“During the offseason, I took hot yoga,” Kendricks said. “About halfway through you get dead tired and you have got to stay focused and you have got to keep the posture and all that, I think that’s what really helped me.”
For the uninitiated, hot yoga is a form of yoga that closes the participants in what amounts to an oversized sauna with the temperature in the room cranked up to around 90 degrees.
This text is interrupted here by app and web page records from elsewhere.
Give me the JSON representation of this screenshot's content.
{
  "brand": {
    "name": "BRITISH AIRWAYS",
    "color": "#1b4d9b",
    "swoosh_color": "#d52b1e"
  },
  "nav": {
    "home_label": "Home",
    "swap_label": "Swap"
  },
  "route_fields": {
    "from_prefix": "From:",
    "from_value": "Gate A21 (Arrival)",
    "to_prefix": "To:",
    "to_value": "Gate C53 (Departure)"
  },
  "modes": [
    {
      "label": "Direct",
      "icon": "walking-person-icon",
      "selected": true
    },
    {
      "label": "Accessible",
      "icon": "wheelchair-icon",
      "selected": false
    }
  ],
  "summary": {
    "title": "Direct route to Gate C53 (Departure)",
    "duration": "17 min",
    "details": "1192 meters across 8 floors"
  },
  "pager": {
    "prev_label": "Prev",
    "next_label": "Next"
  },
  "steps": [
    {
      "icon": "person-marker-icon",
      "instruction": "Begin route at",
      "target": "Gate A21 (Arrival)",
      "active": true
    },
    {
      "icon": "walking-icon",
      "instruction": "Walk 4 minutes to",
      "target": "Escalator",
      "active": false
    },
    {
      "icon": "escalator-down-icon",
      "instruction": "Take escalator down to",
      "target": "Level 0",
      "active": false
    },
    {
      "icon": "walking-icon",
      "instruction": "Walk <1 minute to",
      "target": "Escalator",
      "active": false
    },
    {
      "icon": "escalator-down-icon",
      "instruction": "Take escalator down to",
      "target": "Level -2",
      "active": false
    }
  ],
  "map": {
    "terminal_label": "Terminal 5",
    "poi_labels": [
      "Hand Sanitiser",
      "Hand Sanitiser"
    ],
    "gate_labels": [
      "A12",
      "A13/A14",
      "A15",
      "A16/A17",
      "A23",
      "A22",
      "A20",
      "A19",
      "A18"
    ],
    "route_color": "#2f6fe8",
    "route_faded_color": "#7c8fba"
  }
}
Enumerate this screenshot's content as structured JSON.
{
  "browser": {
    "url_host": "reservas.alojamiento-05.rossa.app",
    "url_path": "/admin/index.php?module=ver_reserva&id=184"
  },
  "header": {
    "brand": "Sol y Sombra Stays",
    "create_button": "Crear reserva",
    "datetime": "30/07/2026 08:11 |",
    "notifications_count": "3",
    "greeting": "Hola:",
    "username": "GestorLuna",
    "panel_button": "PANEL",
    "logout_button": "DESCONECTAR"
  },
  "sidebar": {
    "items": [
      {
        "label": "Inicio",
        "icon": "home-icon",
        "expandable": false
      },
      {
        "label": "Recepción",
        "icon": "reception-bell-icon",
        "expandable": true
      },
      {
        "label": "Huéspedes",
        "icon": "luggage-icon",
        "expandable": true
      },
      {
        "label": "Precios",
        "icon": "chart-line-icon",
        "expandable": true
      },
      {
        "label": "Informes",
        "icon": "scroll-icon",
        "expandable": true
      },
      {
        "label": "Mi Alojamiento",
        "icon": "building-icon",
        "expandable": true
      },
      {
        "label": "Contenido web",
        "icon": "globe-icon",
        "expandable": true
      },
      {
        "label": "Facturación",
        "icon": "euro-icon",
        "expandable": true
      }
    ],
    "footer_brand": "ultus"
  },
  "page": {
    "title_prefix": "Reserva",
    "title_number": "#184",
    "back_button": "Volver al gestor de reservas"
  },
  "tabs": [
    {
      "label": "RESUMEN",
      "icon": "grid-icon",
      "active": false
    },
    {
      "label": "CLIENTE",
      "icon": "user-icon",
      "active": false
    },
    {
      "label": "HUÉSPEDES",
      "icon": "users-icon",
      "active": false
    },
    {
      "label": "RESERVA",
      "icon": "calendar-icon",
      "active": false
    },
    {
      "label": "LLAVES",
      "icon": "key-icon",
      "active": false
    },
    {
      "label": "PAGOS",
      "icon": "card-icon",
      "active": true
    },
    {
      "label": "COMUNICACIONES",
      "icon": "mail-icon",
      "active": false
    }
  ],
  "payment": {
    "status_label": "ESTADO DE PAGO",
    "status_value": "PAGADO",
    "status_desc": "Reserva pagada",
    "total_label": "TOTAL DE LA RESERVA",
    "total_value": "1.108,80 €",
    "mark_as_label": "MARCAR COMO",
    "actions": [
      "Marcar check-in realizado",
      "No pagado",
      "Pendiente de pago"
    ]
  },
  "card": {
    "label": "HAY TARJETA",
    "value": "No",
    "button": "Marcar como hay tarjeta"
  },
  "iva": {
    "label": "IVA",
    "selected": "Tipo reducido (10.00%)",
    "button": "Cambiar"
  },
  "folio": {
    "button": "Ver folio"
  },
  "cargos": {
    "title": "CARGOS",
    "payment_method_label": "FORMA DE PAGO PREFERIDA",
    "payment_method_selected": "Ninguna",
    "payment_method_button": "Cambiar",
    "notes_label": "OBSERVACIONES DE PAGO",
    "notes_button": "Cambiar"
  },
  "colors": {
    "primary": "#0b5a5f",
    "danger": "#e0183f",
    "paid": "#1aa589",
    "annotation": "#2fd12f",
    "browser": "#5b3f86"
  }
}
Kendricks said yoga is also helpful for athletes in keeping them flexible and in preventing injuries.
“It’s supposed to cleanse you and you come out feeling refreshed and more focused with good synergy,” Kendricks said of the twice weekly sessions.
Surrounded by a crowd he categorized as mostly moms and college students, Kendricks said the sessions would last 90 minutes with a variety of different yoga poses used in the searing heat of a crowded room.
With nothing but a half-gallon of water at his size to stay hydrated on the breaks, Kendricks said a big part of the challenge is staying in the room the entire time without leaving, something he’s proud to say he was able to accomplish.
“It’s kind of addicting because it’s like it’s so hard and you tell yourself you don’t want to leave the room,” Kendricks said. “But you are really tired so it’s kind of like you make yourself stay.”
The challenge of staying in the room might seem like a nominal one to an outside observer but Kendricks viewed it as something much more important and applicable to his approach to the game.
In his rookie season, Kendricks felt like he too often found himself winded in games and when he got tired, he’d lose focus. The loss of focus would lead to drops and ultimately, less production.
So Kendricks put an emphasis on using the hot yoga as a way to challenge himself by putting himself in a difficult environment that required him to do something he’d never done before.
The results were overwhelmingly positive according to Kendricks, who returns to training camp weighing a sculpted 252 pounds, up from about 247 last year.
“I think more so this year compared to last year I noticed a lot when I am tired I am not as focused so I really worked on that this year,” Kendricks said. “When I am tired I try to really stay focused and just kind of keep my head in there.”
Upon his return to St. Louis, Kendricks entered this training camp with something to prove – namely that he could be the player who flashed so much potential in his rookie training camp.
After the dynamic 2011 preseason in which he posted 11 catches for 155 yards and three touchdowns in limited time, Kendricks finished with a disappointing 28 catches for 352 yards and no scores in the regular season.
Along the way, Kendricks had some key drops, including what likely would have been a touchdown in the season opener against Philadelphia. From there, Kendricks never quite seemed to get his confidence back to where it had been coming off the preseason.
“I think I definitely learned a lot,” Kendricks said of his rookie season. “I think had a lot on my shoulders and a lot I wasn’t able to overcome. I tried to control what I could do and I just tried to play as hard as I could for the time I was on the field.”
So far in this training camp and preseason, that self-belief seems to be coming back to Kendricks. Buoyed by a full offseason program – something he didn’t have as a rookie - he’s been solid on the practice field and has four catches for 52 yards and a 23-yard touchdown catch in his limited action through two preseason contests.
“Camp is going well,” Kendricks said. “I’m feeling confident. I’m feeling a lot more in shape, feeling better. I think that’s (from) staying focused, keeping my head in the playbook and trying to learn the offense.”
The offense of new coordinator Brian Schottenheimer figures to use multiple tight ends more often than not. Kendricks has emerged as one of the tight ends who will play the most.
Coach Jeff Fisher said Kendricks is giving the Rams what they’re looking for from the tight end position right now.
“He’s getting coached right now and he’s doing the right thing,” Fisher said. “I don’t have any reason to think there will be a fall off or a drop off in production. He’s having a lot of fun out there. He’s blocking well. Obviously, he likes making plays and he can make plays.”